Go through each line of the entries below and tally those containing the string "JSON"; give only the total.

Source data
---
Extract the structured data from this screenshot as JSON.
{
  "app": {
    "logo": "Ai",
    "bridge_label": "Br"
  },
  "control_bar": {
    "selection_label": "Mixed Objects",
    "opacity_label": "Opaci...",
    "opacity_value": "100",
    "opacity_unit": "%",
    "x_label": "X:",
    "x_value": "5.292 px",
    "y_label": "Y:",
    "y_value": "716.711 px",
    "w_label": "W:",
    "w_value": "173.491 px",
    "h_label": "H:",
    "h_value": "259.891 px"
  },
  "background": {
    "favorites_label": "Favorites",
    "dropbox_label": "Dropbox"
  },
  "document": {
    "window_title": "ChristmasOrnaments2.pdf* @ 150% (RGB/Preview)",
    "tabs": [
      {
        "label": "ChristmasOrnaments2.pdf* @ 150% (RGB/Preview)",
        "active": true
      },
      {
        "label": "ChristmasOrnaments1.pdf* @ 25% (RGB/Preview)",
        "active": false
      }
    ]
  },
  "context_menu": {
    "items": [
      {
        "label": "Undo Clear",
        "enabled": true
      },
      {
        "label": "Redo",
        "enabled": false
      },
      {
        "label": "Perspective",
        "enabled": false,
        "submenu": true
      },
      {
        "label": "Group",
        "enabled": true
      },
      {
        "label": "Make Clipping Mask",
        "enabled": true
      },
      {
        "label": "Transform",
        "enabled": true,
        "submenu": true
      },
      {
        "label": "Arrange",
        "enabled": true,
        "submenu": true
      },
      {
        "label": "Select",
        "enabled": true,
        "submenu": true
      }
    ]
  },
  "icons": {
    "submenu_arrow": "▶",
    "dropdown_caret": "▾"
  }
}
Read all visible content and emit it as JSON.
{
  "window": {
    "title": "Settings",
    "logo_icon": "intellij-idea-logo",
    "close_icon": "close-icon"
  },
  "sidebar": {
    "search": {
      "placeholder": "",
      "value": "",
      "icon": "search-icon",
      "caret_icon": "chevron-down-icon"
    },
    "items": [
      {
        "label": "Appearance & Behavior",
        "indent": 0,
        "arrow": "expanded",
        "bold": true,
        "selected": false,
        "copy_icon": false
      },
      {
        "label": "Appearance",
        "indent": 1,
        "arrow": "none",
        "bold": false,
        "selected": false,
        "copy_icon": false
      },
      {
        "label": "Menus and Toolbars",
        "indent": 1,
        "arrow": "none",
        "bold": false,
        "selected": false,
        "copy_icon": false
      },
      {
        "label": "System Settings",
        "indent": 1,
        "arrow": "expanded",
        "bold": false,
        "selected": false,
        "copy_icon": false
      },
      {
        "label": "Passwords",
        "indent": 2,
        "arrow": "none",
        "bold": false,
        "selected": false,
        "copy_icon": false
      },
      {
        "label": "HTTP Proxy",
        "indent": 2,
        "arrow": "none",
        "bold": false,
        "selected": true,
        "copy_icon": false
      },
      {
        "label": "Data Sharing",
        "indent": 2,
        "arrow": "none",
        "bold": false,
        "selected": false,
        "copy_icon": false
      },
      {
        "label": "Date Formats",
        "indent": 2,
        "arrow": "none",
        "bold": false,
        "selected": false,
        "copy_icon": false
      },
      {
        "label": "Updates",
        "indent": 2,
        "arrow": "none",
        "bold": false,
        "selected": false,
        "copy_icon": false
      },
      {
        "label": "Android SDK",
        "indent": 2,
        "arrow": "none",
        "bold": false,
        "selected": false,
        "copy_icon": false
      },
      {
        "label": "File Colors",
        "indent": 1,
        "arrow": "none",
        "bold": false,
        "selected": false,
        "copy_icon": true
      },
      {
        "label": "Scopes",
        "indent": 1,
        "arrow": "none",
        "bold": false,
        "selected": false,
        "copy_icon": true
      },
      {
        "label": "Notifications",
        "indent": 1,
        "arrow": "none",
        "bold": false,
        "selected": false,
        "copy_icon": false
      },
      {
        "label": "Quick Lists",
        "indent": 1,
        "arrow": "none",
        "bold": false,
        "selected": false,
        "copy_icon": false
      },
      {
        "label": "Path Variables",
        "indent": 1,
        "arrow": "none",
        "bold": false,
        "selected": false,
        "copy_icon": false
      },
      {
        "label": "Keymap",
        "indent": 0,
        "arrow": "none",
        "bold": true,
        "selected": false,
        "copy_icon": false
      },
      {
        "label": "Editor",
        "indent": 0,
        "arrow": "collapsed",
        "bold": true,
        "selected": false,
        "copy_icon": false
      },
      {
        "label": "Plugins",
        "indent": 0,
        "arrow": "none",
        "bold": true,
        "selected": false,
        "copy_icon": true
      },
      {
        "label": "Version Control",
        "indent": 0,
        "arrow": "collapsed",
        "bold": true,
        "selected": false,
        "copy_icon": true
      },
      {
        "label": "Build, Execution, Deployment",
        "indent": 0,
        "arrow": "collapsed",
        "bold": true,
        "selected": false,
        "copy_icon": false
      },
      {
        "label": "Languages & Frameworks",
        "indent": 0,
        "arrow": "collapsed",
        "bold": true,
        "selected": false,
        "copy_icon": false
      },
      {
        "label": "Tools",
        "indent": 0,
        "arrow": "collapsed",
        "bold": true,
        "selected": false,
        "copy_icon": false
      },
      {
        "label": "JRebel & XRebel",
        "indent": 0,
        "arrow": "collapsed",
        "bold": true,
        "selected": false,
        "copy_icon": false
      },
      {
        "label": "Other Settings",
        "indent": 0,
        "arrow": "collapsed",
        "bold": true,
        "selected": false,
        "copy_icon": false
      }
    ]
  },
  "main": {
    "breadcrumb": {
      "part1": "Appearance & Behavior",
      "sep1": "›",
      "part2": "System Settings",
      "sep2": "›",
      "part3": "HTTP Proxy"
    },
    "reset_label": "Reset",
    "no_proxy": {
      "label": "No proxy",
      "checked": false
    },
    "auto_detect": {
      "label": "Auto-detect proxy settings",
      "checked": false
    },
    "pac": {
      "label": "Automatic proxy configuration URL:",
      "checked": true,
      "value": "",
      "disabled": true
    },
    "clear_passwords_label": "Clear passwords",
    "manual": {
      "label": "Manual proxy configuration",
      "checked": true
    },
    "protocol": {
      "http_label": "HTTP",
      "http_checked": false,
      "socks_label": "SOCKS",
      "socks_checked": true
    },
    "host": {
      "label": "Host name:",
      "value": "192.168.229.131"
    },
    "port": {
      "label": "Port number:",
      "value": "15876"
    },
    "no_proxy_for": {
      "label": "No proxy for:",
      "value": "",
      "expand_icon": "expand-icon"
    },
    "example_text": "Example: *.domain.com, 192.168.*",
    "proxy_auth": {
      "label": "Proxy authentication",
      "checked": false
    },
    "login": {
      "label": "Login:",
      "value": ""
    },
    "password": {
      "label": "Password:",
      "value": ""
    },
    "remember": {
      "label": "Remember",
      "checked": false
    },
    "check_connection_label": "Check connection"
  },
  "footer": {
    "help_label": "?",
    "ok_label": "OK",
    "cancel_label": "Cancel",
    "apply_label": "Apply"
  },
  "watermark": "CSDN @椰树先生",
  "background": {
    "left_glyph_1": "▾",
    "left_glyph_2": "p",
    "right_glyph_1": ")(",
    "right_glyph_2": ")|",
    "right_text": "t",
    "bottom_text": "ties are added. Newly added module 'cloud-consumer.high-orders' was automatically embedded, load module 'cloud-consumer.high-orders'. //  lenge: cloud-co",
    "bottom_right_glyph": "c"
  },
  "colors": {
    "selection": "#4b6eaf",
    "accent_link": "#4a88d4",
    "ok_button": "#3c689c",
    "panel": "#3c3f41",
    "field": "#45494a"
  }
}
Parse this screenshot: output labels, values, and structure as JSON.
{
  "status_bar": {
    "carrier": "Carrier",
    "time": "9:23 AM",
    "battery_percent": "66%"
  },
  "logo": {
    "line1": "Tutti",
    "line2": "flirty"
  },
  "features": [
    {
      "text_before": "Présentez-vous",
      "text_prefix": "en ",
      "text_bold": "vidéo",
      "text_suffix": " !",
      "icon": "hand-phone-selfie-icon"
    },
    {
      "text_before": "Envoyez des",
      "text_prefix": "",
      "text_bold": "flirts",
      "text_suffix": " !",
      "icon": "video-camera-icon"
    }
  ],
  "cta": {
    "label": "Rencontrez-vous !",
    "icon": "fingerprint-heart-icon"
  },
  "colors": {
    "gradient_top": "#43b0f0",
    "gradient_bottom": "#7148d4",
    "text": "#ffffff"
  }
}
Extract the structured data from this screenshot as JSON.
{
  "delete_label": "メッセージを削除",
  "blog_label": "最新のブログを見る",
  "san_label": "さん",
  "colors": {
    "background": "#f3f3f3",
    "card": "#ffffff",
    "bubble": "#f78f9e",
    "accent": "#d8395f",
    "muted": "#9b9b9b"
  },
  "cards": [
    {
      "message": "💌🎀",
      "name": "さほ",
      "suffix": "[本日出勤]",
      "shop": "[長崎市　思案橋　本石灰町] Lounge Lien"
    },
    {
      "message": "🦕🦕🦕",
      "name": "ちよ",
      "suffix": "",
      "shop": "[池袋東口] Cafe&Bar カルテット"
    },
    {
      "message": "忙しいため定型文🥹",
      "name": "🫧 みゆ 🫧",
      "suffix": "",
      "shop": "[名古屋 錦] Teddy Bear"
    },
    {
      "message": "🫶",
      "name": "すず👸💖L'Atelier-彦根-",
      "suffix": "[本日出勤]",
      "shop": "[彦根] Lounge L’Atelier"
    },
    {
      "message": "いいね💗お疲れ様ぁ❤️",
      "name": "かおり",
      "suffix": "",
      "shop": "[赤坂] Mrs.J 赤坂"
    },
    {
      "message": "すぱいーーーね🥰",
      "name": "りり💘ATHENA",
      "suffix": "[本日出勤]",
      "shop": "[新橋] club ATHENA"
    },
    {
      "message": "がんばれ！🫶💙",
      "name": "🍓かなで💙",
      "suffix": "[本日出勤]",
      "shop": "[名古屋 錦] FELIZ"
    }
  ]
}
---
§ **Written answer**: 4